Extracted entries Block Start
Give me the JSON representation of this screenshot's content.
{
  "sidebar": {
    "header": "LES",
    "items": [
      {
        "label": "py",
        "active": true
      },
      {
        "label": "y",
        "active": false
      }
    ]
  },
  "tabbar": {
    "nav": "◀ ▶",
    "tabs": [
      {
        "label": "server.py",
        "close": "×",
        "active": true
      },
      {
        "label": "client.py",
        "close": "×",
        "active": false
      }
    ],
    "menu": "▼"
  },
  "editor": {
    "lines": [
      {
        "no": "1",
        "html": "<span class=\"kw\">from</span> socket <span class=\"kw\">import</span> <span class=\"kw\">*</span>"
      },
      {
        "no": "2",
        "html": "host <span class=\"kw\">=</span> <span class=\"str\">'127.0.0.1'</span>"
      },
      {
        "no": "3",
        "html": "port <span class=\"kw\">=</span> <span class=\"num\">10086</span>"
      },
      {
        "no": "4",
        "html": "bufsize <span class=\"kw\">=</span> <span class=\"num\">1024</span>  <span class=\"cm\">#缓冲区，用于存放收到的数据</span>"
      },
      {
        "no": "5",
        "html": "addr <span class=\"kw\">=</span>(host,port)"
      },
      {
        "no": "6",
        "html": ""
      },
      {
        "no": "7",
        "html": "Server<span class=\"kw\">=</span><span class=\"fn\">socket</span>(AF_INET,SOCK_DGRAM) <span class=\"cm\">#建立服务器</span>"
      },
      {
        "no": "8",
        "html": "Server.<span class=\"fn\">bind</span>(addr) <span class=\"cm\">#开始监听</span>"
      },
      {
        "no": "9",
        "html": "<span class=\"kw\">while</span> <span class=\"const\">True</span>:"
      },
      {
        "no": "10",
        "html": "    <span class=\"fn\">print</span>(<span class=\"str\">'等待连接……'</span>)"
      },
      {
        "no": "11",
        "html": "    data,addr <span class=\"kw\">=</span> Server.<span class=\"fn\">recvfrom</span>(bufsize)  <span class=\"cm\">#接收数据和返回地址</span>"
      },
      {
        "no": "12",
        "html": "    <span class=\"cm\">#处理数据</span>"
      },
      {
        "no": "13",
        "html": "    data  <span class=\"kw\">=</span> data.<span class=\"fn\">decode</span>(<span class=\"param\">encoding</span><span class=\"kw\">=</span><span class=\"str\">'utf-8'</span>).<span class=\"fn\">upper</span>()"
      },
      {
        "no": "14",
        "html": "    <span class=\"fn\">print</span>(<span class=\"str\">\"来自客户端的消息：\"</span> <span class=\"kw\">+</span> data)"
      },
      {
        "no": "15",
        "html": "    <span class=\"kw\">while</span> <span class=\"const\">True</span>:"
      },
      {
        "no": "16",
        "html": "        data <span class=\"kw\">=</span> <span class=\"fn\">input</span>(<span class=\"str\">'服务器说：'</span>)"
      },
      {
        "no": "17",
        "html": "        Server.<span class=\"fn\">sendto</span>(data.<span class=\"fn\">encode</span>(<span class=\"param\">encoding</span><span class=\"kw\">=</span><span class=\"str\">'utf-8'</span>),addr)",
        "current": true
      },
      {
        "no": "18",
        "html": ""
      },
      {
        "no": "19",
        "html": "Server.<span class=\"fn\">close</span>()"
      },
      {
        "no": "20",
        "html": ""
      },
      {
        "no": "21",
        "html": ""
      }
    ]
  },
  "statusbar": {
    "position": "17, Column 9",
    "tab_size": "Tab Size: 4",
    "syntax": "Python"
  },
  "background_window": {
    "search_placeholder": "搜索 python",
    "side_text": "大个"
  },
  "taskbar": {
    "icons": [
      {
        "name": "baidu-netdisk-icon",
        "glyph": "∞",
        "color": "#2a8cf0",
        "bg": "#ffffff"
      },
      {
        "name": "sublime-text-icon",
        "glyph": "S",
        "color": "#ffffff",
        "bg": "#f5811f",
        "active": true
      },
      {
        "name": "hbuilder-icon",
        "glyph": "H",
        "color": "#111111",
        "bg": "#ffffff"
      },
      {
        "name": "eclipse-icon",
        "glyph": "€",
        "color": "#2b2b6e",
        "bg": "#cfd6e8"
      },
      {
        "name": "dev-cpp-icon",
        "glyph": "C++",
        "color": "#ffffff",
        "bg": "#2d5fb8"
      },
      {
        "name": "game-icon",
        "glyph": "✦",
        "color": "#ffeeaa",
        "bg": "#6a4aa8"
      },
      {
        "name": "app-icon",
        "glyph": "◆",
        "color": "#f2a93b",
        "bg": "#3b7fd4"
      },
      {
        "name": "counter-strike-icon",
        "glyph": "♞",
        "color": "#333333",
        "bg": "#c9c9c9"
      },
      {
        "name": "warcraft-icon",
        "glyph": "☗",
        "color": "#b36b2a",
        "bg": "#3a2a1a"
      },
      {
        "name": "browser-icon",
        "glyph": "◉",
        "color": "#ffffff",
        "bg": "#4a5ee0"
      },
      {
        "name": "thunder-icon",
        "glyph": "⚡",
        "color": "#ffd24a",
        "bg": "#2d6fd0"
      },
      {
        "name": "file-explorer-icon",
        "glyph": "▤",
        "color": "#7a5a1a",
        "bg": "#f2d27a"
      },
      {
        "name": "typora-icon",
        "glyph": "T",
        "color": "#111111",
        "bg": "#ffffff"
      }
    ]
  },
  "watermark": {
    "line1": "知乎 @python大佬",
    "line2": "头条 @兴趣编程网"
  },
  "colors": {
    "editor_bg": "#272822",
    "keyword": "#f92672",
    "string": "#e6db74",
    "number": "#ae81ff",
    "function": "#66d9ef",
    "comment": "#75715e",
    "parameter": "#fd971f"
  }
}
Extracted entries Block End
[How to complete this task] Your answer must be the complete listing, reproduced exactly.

[Result of the task]
Give me the JSON representation of this screenshot's content.
{
  "sidebar": {
    "header": "LES",
    "items": [
      {
        "label": "py",
        "active": true
      },
      {
        "label": "y",
        "active": false
      }
    ]
  },
  "tabbar": {
    "nav": "◀ ▶",
    "tabs": [
      {
        "label": "server.py",
        "close": "×",
        "active": true
      },
      {
        "label": "client.py",
        "close": "×",
        "active": false
      }
    ],
    "menu": "▼"
  },
  "editor": {
    "lines": [
      {
        "no": "1",
        "html": "<span class=\"kw\">from</span> socket <span class=\"kw\">import</span> <span class=\"kw\">*</span>"
      },
      {
        "no": "2",
        "html": "host <span class=\"kw\">=</span> <span class=\"str\">'127.0.0.1'</span>"
      },
      {
        "no": "3",
        "html": "port <span class=\"kw\">=</span> <span class=\"num\">10086</span>"
      },
      {
        "no": "4",
        "html": "bufsize <span class=\"kw\">=</span> <span class=\"num\">1024</span>  <span class=\"cm\">#缓冲区，用于存放收到的数据</span>"
      },
      {
        "no": "5",
        "html": "addr <span class=\"kw\">=</span>(host,port)"
      },
      {
        "no": "6",
        "html": ""
      },
      {
        "no": "7",
        "html": "Server<span class=\"kw\">=</span><span class=\"fn\">socket</span>(AF_INET,SOCK_DGRAM) <span class=\"cm\">#建立服务器</span>"
      },
      {
        "no": "8",
        "html": "Server.<span class=\"fn\">bind</span>(addr) <span class=\"cm\">#开始监听</span>"
      },
      {
        "no": "9",
        "html": "<span class=\"kw\">while</span> <span class=\"const\">True</span>:"
      },
      {
        "no": "10",
        "html": "    <span class=\"fn\">print</span>(<span class=\"str\">'等待连接……'</span>)"
      },
      {
        "no": "11",
        "html": "    data,addr <span class=\"kw\">=</span> Server.<span class=\"fn\">recvfrom</span>(bufsize)  <span class=\"cm\">#接收数据和返回地址</span>"
      },
      {
        "no": "12",
        "html": "    <span class=\"cm\">#处理数据</span>"
      },
      {
        "no": "13",
        "html": "    data  <span class=\"kw\">=</span> data.<span class=\"fn\">decode</span>(<span class=\"param\">encoding</span><span class=\"kw\">=</span><span class=\"str\">'utf-8'</span>).<span class=\"fn\">upper</span>()"
      },
      {
        "no": "14",
        "html": "    <span class=\"fn\">print</span>(<span class=\"str\">\"来自客户端的消息：\"</span> <span class=\"kw\">+</span> data)"
      },
      {
        "no": "15",
        "html": "    <span class=\"kw\">while</span> <span class=\"const\">True</span>:"
      },
      {
        "no": "16",
        "html": "        data <span class=\"kw\">=</span> <span class=\"fn\">input</span>(<span class=\"str\">'服务器说：'</span>)"
      },
      {
        "no": "17",
        "html": "        Server.<span class=\"fn\">sendto</span>(data.<span class=\"fn\">encode</span>(<span class=\"param\">encoding</span><span class=\"kw\">=</span><span class=\"str\">'utf-8'</span>),addr)",
        "current": true
      },
      {
        "no": "18",
        "html": ""
      },
      {
        "no": "19",
        "html": "Server.<span class=\"fn\">close</span>()"
      },
      {
        "no": "20",
        "html": ""
      },
      {
        "no": "21",
        "html": ""
      }
    ]
  },
  "statusbar": {
    "position": "17, Column 9",
    "tab_size": "Tab Size: 4",
    "syntax": "Python"
  },
  "background_window": {
    "search_placeholder": "搜索 python",
    "side_text": "大个"
  },
  "taskbar": {
    "icons": [
      {
        "name": "baidu-netdisk-icon",
        "glyph": "∞",
        "color": "#2a8cf0",
        "bg": "#ffffff"
      },
      {
        "name": "sublime-text-icon",
        "glyph": "S",
        "color": "#ffffff",
        "bg": "#f5811f",
        "active": true
      },
      {
        "name": "hbuilder-icon",
        "glyph": "H",
        "color": "#111111",
        "bg": "#ffffff"
      },
      {
        "name": "eclipse-icon",
        "glyph": "€",
        "color": "#2b2b6e",
        "bg": "#cfd6e8"
      },
      {
        "name": "dev-cpp-icon",
        "glyph": "C++",
        "color": "#ffffff",
        "bg": "#2d5fb8"
      },
      {
        "name": "game-icon",
        "glyph": "✦",
        "color": "#ffeeaa",
        "bg": "#6a4aa8"
      },
      {
        "name": "app-icon",
        "glyph": "◆",
        "color": "#f2a93b",
        "bg": "#3b7fd4"
      },
      {
        "name": "counter-strike-icon",
        "glyph": "♞",
        "color": "#333333",
        "bg": "#c9c9c9"
      },
      {
        "name": "warcraft-icon",
        "glyph": "☗",
        "color": "#b36b2a",
        "bg": "#3a2a1a"
      },
      {
        "name": "browser-icon",
        "glyph": "◉",
        "color": "#ffffff",
        "bg": "#4a5ee0"
      },
      {
        "name": "thunder-icon",
        "glyph": "⚡",
        "color": "#ffd24a",
        "bg": "#2d6fd0"
      },
      {
        "name": "file-explorer-icon",
        "glyph": "▤",
        "color": "#7a5a1a",
        "bg": "#f2d27a"
      },
      {
        "name": "typora-icon",
        "glyph": "T",
        "color": "#111111",
        "bg": "#ffffff"
      }
    ]
  },
  "watermark": {
    "line1": "知乎 @python大佬",
    "line2": "头条 @兴趣编程网"
  },
  "colors": {
    "editor_bg": "#272822",
    "keyword": "#f92672",
    "string": "#e6db74",
    "number": "#ae81ff",
    "function": "#66d9ef",
    "comment": "#75715e",
    "parameter": "#fd971f"
  }
}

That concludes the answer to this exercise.